Finally I pulled out the book enough to plop the tub on top. Felix/Martha stifled a squeal. “You’re not going to use that, are you?” It distressed him that one of his favorite books trapped a moth — a moth that used a nuclear reactor for a cocoon.
I carefully carried the book/tub/moth out the front door and popped off the tub. The moth just sat there unmoving and then slid off the book cover, over the railing and into the dirt.
Then I looked at the cover. The illustration of a dragon and a boy includes this quote:
“Now don’t you hit me, or bung stones, or squirt water,” said the Dragon.
Human body fluids pose potential dangers and can only be used under strict teacher supervision.
NANCY FARMER: The hotel had a library composed of the stuff people left in the rooms.Â First, the magazines:Â Argosy, True, Esquire, The Saturday Evening Post, The American Legion Magazine, The Police Gazette and many detective and cowboy magazines whose names I don’t remember.Â This was the heyday of the short story.
… What is notable about these magazines is that although their covers were sleazy, the contents were often excellent. Ernest Hemingway, C.S. Forrester, Roald Dahl, J.D. Salinger, Kurt Vonnegut and John Steinbeck were published in them.
… The hotel also had a good collection of paperback novels.Â Ah, the covers of those 1950’s novels!Â They lured me into more than one piece of literature.Â The cover of The Sun Also Rises had a Spanish girl in a low-cut blouse with her skirts pulled up around her thighs.Â Nowhere in that book will you find this scene, but the artist’s job was to grab your attention.Â Catcher in the Rye had a teenage boy and girl swimming naked.Â Tobacco Road had a pair of hillbillies ogling a scantily-clad girl in a pig-sty.Â I worked my way through Tennessee Williams, Maupassant, Victor Hugo, Faulkner, F. Scott Fitzgerald and Hemingway on the promise of those covers.
Wear proper eye protection at all times during laboratory activity as directed by the instructor.
A few other notable facts about Nancy Farmer (among many).
- She regularly played hooky from school … for years.
- She graduated from Reed College in 1963.
- She lived in a commune in Berkeley in the 1960s.
- She spent many years studying tsetse flies in Zimbabwe.
Transport chemicals, materials and equipment properly as directed by the instructor.
It should be safe to come home soon. The mustard seeds are plumping up (minus the chervil). The moth is gone. And I’m working on a humane trap for the feral teen so if he acts up again I can drop him off outside the county limits. Like in Greenland.

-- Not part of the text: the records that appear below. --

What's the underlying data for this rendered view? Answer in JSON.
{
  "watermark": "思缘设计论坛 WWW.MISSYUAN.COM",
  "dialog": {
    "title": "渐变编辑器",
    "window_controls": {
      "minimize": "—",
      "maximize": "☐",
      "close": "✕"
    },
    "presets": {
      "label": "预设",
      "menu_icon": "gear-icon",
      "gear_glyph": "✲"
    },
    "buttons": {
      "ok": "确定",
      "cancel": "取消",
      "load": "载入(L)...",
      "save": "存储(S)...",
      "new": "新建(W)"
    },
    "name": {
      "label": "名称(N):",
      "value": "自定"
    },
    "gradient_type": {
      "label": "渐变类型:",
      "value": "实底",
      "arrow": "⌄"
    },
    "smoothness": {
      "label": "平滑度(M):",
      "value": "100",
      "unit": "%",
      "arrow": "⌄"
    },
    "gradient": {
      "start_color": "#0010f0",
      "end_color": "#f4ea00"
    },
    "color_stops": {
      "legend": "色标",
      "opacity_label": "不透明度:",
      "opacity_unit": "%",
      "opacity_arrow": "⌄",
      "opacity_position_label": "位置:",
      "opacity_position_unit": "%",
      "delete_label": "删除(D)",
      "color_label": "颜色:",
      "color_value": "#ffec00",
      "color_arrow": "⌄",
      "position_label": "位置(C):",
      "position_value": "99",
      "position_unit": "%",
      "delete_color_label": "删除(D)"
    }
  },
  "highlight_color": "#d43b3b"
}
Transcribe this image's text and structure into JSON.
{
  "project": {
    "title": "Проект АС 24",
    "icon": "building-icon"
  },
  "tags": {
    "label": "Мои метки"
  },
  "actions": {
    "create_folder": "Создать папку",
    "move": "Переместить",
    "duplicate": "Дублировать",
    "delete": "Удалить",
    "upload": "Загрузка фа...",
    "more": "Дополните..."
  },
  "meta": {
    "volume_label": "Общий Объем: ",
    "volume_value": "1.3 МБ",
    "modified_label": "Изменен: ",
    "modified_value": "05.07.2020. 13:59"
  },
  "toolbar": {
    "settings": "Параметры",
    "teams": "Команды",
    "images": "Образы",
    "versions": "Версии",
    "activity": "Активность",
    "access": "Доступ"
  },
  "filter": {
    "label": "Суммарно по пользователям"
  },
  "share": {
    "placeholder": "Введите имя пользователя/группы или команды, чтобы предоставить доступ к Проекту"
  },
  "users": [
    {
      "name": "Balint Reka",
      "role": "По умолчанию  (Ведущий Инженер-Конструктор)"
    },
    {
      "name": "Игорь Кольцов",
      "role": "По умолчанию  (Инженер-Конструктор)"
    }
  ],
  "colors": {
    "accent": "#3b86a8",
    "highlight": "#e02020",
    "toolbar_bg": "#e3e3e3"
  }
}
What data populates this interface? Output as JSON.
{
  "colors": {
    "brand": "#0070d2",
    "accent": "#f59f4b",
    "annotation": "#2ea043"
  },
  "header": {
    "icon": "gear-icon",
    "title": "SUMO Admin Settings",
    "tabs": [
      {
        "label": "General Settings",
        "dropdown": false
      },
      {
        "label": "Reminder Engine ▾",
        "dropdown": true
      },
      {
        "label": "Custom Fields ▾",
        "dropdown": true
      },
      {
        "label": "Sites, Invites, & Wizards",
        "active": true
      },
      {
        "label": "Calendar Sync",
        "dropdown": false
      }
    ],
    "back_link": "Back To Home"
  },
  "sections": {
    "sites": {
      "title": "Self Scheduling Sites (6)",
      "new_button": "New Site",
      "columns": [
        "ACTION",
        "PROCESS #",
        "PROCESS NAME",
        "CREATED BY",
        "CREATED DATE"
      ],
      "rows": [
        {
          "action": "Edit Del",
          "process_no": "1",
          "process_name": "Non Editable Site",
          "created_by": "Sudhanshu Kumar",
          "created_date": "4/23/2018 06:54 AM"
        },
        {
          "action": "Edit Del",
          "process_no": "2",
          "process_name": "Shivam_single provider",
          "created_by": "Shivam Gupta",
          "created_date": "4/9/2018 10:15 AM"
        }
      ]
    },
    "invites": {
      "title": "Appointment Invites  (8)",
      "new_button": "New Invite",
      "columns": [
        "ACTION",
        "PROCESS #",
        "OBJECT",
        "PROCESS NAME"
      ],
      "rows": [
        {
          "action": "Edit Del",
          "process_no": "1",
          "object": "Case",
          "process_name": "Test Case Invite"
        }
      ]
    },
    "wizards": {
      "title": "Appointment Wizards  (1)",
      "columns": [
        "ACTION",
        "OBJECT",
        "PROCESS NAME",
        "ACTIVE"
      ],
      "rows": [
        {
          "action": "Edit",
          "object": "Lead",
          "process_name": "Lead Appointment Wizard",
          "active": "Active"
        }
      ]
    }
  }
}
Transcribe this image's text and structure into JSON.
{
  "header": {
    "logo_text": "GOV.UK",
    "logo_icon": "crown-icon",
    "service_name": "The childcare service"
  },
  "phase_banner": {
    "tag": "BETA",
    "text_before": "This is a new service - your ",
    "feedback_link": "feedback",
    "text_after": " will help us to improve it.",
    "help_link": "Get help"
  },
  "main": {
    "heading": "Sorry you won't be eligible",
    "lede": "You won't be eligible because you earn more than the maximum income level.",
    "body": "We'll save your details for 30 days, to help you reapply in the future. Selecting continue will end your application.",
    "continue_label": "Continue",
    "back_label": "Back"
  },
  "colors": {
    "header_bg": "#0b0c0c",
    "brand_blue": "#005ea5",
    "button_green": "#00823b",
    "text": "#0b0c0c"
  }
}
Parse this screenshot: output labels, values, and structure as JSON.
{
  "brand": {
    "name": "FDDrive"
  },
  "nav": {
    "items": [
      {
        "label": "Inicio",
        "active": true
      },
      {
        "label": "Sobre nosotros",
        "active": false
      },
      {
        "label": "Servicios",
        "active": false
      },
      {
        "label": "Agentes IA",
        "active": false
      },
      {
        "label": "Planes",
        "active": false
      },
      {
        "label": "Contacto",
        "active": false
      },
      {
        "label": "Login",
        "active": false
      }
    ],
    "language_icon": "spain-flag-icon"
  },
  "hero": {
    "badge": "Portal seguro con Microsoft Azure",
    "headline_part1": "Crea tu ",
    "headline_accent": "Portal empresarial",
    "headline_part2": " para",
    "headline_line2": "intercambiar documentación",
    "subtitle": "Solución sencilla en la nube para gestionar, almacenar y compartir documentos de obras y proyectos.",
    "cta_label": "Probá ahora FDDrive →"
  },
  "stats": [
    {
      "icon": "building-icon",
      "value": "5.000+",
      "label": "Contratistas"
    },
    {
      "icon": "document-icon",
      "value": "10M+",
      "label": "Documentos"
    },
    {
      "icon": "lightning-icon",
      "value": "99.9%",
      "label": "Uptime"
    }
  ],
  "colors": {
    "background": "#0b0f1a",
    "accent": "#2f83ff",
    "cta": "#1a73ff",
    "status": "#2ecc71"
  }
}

Dispose of all waste materials in an appropriate manner as designated by the instructor.
I have a concoction of a different sort waiting for you. I have a good bottle chillin’ in the fridge. Wanna find out what kind of chemistry we can cook up?